Welcome to the Grassy Place

  • Downhome Magazine
  • Posted: Sep 27, 2010 5:58 PM
The Grassy Place. Aiden Mahoney photo.

By Ashley Colombe

After a 30-kilometre drive over rough road, followed by a strenuous four-hour hike, Aiden Mahoney found himself standing in the middle of nowhere at the edge of a hidden paradise.

The Grassy Place, named locally for its incredibly tall, waving grasses, is considered an ecological oasis by conservationists and is located in southwestern Newfoundland in the Robinson's River Valley.

"It's like a park in the middle of the wilderness," says Aiden, a member of the Bogwalkers, a local hiking group, who made the trek there for the second time this summer. "It's hard to describe in words."

Aiden says the 3,640-acre area appears completely untouched by the human hand - a rare gem these days. It is teeming with wildlife: woodland caribou, bear, moose and the endangered pine marten have been known to frequent the area.

"I'd say that's almost as pristine as when Newfoundland was made back millions of years ago," Aiden gushes. "There's no human footprint in there at all."

The area, which was granted in the early 1900s to three English business partners who migrated to Newfoundland, was originally used for sheep farming. Lying dormant today, it still remains in the family of one of those partners, the Pawletts - but this is about to change.

Eager to see the land protected into the future, the Pawlett family approached the Nature Conservancy of Canada (NCC) - a private, non-profit organization that protects Canada's diversity through the purchase (or donation) of ecologically significant lands - about buying the land, and the parties came to an agreement.

"We protect by virtue of being the landowner," says Douglas Ballam, program manager of the NCC's Newfoundland and Labrador branch, who admits he'll be celebrating when the deal officially closes next March.

What this means for the Grassy Place, which contains the most extensive example of natural grasslands in this province, is that no building will occur on the land, no roads will be constructed, and no trees will be cut, says Douglas, adding that more traditional activities such as camping, hiking and even hunting will be permitted.

"Once we acquire a property we don't put a bubble around it and keep people out," says Douglas. "That's exactly one of the reasons why we do what we do, so that there's green spaces for kids and youth groups and community groups to appreciate nature and learn about their backyard."

Douglas has only visited the Grassy Place once, but its beauty has left quite an impression on him.

"Picture yourself flying like a bird over those flat-topped mountains (of Newfoundland's west coast). The tops of those mountains are usually yellows and browns and greys and they're completely treeless, they're barren.

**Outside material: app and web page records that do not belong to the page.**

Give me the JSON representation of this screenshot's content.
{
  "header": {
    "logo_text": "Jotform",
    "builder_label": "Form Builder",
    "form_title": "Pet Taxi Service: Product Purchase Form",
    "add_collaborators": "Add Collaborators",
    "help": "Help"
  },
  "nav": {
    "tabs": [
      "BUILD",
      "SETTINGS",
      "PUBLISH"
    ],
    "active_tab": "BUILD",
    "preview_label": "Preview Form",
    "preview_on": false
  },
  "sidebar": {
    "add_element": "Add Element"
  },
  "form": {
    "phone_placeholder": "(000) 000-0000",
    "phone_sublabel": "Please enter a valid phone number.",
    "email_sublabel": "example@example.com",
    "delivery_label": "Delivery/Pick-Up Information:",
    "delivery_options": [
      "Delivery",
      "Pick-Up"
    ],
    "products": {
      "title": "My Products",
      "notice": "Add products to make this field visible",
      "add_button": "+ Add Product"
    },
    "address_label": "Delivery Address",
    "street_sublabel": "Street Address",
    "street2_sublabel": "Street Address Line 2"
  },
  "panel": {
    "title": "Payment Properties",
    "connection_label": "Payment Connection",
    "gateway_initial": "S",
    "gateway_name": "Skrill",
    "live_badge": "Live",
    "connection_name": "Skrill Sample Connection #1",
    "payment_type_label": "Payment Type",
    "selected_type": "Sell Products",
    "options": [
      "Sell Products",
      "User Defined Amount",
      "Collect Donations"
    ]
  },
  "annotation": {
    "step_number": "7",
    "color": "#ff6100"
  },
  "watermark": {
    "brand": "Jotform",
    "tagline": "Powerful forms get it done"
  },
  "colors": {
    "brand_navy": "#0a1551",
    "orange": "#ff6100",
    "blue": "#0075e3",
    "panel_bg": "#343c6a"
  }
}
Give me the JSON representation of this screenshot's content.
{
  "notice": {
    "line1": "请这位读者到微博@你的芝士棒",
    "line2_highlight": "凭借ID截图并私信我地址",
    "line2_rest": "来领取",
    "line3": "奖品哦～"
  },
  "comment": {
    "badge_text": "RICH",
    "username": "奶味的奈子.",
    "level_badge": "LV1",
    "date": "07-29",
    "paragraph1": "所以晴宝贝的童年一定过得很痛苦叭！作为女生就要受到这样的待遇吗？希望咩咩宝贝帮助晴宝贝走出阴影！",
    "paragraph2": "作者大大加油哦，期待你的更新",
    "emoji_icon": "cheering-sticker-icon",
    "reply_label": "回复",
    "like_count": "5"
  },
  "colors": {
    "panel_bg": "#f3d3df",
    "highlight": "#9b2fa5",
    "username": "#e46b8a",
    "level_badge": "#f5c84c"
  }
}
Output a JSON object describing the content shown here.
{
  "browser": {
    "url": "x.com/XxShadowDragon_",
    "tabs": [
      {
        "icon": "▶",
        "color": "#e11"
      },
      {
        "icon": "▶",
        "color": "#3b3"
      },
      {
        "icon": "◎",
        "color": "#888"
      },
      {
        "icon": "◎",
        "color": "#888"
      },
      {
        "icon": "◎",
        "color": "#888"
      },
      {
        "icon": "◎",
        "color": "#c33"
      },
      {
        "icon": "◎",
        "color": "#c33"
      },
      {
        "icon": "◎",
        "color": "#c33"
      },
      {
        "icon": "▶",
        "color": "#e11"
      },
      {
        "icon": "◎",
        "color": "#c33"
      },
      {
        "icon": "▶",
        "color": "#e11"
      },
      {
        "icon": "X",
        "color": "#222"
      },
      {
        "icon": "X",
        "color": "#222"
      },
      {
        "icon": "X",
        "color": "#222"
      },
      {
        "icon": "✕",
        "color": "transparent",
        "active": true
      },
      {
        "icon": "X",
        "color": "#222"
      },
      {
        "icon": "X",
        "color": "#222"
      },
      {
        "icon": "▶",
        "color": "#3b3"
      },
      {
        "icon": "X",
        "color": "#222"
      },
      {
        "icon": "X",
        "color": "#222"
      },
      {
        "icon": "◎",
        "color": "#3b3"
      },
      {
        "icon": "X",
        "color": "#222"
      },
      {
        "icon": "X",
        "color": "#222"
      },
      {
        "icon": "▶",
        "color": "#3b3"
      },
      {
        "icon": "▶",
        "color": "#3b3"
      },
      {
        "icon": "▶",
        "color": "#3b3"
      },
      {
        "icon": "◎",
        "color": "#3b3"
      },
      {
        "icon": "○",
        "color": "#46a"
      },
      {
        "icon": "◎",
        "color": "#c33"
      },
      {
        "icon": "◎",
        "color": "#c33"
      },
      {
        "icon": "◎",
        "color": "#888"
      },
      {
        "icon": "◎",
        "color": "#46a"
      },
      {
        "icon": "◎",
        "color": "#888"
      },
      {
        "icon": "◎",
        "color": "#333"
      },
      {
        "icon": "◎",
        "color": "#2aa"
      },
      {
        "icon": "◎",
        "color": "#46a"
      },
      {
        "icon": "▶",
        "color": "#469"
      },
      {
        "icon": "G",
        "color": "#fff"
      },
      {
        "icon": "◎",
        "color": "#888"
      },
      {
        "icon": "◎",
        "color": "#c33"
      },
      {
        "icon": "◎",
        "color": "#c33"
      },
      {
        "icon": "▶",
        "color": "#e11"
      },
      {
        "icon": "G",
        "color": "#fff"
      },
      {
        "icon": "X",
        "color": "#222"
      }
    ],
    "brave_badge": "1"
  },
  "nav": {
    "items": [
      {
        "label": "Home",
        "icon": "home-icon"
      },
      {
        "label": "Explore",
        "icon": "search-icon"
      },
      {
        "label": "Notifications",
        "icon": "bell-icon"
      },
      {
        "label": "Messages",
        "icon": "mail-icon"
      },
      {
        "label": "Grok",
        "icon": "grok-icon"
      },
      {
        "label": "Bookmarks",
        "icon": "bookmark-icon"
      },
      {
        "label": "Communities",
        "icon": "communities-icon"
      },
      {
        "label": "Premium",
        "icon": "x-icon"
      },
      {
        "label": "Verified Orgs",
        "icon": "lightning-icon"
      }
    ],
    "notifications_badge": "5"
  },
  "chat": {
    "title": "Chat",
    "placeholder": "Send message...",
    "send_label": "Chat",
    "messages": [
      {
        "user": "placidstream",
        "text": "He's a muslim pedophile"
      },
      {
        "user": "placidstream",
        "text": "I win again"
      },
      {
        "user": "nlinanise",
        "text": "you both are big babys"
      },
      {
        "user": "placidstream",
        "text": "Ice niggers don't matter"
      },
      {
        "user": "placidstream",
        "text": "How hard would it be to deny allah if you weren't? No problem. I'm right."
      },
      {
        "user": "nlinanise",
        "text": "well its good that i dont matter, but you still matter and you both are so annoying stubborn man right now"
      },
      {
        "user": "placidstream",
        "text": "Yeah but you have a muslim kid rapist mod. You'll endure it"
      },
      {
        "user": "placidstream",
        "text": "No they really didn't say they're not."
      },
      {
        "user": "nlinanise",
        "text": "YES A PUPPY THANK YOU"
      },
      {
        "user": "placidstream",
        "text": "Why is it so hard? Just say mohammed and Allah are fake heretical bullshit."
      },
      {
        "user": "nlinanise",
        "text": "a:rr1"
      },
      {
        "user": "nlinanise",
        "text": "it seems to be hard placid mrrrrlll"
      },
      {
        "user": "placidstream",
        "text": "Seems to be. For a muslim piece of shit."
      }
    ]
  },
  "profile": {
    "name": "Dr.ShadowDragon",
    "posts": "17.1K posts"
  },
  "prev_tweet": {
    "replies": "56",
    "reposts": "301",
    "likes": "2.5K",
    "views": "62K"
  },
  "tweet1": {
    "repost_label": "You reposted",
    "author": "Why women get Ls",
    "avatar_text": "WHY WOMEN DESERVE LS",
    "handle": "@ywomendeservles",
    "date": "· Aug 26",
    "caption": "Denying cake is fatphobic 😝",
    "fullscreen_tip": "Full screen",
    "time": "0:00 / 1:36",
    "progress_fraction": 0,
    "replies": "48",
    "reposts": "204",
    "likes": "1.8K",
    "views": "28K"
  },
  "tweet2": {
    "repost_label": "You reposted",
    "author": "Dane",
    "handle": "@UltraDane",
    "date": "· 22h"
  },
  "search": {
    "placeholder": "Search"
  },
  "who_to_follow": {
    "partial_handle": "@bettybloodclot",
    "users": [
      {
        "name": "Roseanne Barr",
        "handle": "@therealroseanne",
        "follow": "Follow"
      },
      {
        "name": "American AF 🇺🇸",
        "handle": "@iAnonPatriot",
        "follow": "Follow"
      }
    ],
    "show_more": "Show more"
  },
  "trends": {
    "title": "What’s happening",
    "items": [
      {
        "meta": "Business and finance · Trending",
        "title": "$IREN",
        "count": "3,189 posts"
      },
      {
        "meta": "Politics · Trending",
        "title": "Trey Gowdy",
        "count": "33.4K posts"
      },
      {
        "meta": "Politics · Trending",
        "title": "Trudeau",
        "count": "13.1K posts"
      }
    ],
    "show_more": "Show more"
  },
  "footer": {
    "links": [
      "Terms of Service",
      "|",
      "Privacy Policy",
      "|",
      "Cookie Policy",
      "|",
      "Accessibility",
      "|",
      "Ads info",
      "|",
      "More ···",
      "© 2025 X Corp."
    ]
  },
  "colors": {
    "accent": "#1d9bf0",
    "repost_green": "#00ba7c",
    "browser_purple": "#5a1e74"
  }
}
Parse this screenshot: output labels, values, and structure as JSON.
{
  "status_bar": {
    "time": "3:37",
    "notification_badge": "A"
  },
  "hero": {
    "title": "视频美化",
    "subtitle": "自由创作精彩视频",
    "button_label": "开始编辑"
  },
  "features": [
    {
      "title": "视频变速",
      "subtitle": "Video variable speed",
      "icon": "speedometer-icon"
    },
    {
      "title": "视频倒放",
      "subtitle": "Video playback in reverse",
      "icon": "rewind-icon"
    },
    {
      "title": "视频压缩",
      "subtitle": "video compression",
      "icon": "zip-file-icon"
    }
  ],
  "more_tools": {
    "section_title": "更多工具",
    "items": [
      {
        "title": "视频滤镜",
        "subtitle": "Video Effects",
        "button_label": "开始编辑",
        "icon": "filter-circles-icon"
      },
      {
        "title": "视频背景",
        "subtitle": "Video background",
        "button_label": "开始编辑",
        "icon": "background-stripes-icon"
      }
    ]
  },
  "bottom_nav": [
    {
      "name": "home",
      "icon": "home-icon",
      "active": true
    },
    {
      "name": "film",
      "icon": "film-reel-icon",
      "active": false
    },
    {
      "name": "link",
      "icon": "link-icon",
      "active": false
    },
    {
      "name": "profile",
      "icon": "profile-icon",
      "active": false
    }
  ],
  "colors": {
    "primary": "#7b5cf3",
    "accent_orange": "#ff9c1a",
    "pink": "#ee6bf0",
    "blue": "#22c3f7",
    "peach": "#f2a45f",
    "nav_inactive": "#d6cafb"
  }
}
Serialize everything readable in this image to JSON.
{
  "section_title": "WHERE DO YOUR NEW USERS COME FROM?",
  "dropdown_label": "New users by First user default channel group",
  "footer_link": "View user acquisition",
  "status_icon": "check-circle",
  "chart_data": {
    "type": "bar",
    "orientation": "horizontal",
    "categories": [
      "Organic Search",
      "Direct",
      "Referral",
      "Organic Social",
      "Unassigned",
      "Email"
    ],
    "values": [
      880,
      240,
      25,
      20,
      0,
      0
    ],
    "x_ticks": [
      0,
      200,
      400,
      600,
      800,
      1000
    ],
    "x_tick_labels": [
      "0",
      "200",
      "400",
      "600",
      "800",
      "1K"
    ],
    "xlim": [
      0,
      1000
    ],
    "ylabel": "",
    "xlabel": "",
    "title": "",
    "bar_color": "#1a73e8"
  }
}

And then all of a sudden the mountain drops away, sheer down into this brilliant green valley and your eyes take a minute to adjust, it's that spectacular," he says.

The NCC has committed to raising an additional 15 per cent on top of the agreed-upon price of the land to create an endowment fund. The organization will draw upon the fund's interest to manage the property and ensure it's kept pristine in the years to come.

And Aiden couldn't be happier.

"When we knew that the NCC was going to take this over we said, 'Wow, great stuff,' because now it's going to be protected forever."

As of September 2010, the NCC still had $200,000 left to raise to acquire the Grassy Place. Want to contribute to the cause? Contact douglas.ballam@natureconservancy.ca